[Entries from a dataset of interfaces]

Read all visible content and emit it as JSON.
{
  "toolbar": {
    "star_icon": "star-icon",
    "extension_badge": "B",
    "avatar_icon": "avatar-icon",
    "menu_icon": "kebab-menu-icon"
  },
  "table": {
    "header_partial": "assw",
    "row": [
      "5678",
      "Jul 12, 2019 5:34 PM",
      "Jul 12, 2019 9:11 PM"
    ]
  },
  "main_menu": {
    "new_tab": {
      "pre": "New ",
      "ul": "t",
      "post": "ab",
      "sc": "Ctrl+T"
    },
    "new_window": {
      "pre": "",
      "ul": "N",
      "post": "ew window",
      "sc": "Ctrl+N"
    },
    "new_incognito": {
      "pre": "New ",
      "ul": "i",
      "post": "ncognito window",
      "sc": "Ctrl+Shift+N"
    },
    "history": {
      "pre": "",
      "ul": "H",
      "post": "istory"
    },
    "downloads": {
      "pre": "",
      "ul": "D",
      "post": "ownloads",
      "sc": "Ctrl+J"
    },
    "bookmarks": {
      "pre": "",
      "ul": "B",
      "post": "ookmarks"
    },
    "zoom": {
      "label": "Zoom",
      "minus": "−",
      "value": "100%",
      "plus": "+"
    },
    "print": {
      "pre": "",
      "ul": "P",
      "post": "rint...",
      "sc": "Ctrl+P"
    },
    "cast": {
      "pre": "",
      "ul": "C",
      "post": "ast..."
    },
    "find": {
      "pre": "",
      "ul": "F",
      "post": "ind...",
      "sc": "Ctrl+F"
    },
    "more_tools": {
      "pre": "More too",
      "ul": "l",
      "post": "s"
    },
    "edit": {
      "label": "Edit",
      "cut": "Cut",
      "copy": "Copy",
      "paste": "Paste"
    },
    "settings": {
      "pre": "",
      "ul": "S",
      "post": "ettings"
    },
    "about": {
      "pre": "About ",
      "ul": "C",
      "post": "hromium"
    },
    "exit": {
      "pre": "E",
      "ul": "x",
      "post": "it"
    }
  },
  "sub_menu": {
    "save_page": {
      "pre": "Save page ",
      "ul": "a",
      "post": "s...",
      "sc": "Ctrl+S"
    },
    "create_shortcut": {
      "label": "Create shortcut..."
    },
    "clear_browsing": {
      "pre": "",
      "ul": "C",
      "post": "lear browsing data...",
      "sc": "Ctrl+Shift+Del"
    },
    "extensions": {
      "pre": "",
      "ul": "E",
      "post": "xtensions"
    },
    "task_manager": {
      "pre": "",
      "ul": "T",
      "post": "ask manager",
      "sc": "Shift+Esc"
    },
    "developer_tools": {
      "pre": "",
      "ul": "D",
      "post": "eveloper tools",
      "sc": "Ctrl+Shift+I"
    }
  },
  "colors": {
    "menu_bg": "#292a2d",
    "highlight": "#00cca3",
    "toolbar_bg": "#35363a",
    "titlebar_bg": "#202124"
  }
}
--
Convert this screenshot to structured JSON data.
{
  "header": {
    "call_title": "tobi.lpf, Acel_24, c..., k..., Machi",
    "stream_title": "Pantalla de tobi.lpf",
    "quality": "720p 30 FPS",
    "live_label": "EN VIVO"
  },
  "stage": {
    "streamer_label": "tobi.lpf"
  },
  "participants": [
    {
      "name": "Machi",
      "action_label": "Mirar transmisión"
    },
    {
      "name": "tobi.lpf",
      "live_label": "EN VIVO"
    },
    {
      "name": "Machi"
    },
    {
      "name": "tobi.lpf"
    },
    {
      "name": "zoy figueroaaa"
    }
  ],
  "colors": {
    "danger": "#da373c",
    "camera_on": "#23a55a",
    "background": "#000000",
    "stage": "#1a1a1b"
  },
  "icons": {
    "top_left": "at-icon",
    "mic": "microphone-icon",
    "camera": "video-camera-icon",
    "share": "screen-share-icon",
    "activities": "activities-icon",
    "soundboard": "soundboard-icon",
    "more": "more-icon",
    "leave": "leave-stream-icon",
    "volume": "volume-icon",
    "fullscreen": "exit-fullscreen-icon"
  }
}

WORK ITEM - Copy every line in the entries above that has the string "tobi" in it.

SOLUTION FOR THIS PROBLEM -
    "call_title": "tobi.lpf, Acel_24, c..., k..., Machi",
    "stream_title": "Pantalla de tobi.lpf",
    "streamer_label": "tobi.lpf"
      "name": "tobi.lpf",
      "name": "tobi.lpf"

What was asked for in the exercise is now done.